When you don’t have an attorney to guide you, navigating the various steps of a criminal trial can be like working your way through a maze blindfolded. Even if you have a lawyer, you’re still faced with making decisions every step of the way to try to ensure the proceedings work out in the best way possible. You have a right to a preliminary hearing, but you don’t have to exercise this right if you or your lawyer don’t feel it’s in your best interests.
What Happens at a Preliminary Hearing
Although the exact timing varies from state to state, preliminary hearings typically take place at the beginning of criminal proceedings. In federal court, they must happen within 30 days of arrest, and many states’ laws mirror this time frame. A preliminary hearing is usually not necessary if you’re indicted by a grand jury instead, which is sometimes the case with more serious crimes. In some states, the defendant must specifically ask for a prelim. The state has the burden of proving at the hearing that it has sufficient evidence against you to warrant holding you over for trial. This is not usually a difficult challenge because the burden of proof at a preliminary hearing is much lower than at trial – the prosecutor need only establish there’s reason to suspect you committed the crime, not that you’re guilty beyond a reasonable doubt. Both sides have the right to present witnesses and testimony to the judge, who makes the final decision as to whether to hold you for trial.
Read More: What Is a Preliminary Divorce Hearing?
Your Right to Waive the Hearing
You have a constitutional right to waive a preliminary hearing. If you decide to do so, your case will proceed just as though you had attended and the judge decided the state had ample evidence to try you.
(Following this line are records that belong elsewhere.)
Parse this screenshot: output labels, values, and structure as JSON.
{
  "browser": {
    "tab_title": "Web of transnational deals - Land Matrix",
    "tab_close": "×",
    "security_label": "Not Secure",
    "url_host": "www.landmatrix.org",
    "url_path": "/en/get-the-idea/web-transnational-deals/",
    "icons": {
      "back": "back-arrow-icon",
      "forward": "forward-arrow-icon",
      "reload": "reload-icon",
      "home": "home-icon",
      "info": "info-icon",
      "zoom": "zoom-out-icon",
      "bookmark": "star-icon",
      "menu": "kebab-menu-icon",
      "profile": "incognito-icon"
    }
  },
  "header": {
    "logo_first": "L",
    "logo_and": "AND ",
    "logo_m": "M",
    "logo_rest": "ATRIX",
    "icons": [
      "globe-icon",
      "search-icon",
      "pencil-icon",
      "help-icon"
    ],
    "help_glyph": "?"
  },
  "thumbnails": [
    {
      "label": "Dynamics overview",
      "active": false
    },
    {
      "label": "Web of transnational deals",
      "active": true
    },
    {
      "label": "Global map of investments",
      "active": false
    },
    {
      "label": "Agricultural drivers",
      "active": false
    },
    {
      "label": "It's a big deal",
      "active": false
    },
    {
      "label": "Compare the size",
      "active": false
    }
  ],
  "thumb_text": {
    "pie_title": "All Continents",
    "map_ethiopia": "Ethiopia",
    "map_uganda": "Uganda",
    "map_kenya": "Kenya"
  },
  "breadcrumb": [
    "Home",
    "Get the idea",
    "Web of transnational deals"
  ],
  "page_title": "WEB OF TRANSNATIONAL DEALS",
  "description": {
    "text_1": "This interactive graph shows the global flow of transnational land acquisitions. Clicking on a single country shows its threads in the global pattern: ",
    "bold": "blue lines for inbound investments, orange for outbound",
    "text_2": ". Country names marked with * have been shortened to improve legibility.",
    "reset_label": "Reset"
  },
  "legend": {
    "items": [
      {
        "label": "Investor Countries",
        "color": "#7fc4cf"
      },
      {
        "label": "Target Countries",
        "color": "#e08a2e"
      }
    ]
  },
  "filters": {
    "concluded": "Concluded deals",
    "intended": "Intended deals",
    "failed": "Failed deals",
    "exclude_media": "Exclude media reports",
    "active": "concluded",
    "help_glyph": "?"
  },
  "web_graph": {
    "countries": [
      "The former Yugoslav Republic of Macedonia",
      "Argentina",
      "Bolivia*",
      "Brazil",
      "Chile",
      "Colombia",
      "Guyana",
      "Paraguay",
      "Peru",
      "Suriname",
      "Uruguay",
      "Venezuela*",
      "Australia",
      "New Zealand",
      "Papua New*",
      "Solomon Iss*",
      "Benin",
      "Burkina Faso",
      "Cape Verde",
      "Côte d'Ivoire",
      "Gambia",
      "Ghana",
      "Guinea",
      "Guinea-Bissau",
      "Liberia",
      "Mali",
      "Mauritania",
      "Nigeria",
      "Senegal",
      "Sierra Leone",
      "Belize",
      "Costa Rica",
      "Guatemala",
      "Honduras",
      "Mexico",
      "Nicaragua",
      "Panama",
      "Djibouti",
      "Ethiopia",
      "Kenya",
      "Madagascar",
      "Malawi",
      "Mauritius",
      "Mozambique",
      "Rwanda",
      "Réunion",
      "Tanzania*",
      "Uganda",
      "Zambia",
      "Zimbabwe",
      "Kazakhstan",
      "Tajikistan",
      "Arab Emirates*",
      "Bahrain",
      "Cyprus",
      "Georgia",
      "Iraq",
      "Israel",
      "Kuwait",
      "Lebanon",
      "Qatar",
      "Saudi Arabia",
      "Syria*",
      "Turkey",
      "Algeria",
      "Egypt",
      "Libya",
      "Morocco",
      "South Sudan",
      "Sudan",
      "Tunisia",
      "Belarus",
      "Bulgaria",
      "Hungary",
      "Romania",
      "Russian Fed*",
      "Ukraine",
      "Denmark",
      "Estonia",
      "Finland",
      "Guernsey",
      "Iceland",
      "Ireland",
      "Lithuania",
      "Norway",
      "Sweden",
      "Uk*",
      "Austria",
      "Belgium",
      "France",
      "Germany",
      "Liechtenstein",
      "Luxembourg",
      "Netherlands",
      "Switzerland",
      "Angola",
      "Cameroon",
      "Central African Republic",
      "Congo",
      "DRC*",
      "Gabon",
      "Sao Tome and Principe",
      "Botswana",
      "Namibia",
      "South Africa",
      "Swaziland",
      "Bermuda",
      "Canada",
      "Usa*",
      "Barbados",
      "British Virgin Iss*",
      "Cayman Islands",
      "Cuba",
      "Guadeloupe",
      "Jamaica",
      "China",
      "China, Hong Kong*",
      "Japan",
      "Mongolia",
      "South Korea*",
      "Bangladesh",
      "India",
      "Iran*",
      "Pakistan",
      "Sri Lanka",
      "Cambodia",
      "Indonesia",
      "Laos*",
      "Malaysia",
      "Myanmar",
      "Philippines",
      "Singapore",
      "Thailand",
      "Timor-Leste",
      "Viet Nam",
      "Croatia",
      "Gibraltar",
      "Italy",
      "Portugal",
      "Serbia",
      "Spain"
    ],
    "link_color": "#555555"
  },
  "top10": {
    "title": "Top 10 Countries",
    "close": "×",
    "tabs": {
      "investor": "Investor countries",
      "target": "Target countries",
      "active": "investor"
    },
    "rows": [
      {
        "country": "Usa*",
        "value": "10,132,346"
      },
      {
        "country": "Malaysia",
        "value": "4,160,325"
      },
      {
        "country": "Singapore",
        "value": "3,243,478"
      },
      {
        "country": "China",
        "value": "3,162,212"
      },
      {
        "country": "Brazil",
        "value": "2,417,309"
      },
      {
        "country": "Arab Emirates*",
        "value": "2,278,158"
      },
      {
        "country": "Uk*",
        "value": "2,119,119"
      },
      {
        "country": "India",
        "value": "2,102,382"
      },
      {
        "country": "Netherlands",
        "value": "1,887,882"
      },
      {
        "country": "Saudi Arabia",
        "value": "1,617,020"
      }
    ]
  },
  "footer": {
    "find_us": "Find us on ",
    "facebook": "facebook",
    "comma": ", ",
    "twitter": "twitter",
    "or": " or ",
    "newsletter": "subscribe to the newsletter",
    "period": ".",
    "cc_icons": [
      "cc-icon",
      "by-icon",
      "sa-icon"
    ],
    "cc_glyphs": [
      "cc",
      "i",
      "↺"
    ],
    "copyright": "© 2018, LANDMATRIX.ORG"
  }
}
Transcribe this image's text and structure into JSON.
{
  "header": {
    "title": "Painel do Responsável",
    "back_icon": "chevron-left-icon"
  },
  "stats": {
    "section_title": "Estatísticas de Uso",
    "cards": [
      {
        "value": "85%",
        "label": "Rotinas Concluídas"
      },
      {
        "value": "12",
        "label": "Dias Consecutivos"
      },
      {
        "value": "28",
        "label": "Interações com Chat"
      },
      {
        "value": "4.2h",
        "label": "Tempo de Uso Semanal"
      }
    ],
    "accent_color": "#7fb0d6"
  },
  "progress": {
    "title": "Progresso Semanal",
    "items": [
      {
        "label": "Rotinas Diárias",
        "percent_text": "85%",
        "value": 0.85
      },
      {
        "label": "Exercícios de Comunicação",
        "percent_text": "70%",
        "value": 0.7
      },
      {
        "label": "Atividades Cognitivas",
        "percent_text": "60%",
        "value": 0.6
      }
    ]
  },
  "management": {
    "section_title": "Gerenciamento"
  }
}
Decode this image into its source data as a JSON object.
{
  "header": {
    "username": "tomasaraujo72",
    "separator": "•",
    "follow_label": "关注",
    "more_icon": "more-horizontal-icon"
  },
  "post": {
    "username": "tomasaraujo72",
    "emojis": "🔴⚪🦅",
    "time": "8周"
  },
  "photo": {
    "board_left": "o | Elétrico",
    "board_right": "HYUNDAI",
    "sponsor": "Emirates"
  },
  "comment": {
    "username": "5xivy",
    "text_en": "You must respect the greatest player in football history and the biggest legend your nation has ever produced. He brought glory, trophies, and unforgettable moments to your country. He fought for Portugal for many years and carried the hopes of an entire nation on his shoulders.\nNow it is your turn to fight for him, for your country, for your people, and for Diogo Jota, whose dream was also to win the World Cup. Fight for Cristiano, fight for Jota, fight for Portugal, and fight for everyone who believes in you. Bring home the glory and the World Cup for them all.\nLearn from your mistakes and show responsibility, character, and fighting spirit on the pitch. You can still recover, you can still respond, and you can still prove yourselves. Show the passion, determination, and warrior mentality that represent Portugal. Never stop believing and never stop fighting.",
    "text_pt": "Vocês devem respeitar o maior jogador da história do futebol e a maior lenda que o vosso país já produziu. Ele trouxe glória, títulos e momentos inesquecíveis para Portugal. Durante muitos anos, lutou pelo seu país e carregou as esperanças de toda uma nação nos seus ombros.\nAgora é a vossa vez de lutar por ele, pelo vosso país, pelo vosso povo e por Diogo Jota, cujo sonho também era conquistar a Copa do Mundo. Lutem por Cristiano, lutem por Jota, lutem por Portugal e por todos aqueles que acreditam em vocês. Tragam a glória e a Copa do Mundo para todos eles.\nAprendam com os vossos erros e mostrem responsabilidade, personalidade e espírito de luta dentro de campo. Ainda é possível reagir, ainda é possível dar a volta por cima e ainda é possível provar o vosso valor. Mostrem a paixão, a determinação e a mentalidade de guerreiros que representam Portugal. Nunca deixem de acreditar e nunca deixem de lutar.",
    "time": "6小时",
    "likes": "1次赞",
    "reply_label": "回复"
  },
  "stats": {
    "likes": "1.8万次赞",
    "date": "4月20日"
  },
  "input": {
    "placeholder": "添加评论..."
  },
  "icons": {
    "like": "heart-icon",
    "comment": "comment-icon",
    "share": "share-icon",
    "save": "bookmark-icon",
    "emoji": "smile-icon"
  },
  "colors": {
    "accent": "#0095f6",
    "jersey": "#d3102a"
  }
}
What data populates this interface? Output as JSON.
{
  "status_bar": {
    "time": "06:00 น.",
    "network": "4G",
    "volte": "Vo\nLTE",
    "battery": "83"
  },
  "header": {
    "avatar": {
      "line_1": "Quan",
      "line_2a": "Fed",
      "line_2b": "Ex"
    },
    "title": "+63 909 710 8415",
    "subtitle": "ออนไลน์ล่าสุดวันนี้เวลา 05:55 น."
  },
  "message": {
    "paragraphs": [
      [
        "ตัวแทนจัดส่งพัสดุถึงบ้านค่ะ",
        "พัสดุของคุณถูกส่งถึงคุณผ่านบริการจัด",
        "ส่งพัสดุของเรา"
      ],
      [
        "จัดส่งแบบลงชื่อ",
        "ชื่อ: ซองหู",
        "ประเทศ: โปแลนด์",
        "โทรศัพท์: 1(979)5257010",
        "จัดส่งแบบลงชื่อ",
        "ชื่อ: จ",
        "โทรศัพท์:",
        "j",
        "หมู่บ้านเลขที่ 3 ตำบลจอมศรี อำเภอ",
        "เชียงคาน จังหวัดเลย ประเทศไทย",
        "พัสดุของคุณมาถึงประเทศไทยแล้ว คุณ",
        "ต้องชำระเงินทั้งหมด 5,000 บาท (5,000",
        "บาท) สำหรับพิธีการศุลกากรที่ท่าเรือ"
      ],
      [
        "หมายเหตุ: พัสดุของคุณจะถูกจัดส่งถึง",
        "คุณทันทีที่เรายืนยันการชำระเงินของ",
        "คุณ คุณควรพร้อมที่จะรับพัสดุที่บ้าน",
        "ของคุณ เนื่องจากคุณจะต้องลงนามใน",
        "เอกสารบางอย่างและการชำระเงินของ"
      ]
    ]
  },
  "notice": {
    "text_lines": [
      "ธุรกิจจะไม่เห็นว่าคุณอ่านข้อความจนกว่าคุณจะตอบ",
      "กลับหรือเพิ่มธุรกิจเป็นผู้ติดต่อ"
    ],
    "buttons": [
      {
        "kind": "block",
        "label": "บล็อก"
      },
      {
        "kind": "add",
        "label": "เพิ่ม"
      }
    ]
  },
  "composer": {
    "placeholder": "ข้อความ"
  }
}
Some states require that you have a lawyer if you’re going to exercise your right to waive the hearing, so you would have to hire someone to at least attend your arraignment with you so you can officially decline.
Reasons to Waive the Hearing
Waiving the preliminary hearing is often a tactical move, but sometimes it just comes down to dollars and cents. If you know the state has a slam-dunk case against you, you might want to save your money for legal fees for trial. It’s also possible the preliminary hearing might result in even more charges against you than what you’re already facing. This might happen if you testify at the prelim on your own behalf and say something that additionally incriminates you, or if more evidence against you comes to light during the proceedings. The judge could decide you should be tried for these violations of the law as well.
Disadvantages of Waiving the Hearing
If you don’t waive the hearing, a prelim gives you and your attorney a rudimentary idea of the state’s case against you. The state doesn’t have to present all its evidence and probably won’t – the prosecutor will offer just enough to make sure you’re held over for trial. Even so, the process can give you an idea of what some of the state’s witnesses will say at trial, and you or your attorney have the right to cross-examine these individuals to find out how well they hold up under questioning. If the prosecutor isn’t planning to present witnesses, however, attending the prelim may not be worth your while, particularly if an attorney advises you that the odds of having your case dismissed at the hearing are slim to none. Ultimately, it’s a decision you probably should not make without a lawyer’s advice.
- Nolo: When Does it Make Sense to Waive the Preliminary Hearing?
- The Pennsylvania Code: Rule 541 – Waiver of Preliminary Hearing
- Law Offices of Marvin H. Gold: Criminal Defense FAQs
- Law Offices of Rudolph E. Loewenstein, Orange County Criminal Defense Lawyer Blog: Should You Waive Preliminary Hearing?
- Nolo: All About Preliminary Hearings, or “Prelims”
- moodboard/moodboard/Getty Images